* _GIVEN RECORDS_:
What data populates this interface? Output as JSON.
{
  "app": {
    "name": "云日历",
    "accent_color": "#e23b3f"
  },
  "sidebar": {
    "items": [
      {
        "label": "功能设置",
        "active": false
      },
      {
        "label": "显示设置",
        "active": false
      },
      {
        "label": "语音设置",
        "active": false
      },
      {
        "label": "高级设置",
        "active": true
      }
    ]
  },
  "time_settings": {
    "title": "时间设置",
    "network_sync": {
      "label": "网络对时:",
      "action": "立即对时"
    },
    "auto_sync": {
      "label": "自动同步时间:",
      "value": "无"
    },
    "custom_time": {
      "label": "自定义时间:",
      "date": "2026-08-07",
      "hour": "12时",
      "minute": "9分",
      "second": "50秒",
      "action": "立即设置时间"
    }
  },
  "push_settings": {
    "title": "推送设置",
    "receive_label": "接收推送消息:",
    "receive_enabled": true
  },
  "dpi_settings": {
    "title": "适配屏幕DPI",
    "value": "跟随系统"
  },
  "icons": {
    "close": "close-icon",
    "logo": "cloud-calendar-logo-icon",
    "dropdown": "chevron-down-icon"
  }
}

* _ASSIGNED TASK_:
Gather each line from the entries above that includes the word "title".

* _YOUR RESPONSE_:
    "title": "时间设置",
    "title": "推送设置",
    "title": "适配屏幕DPI",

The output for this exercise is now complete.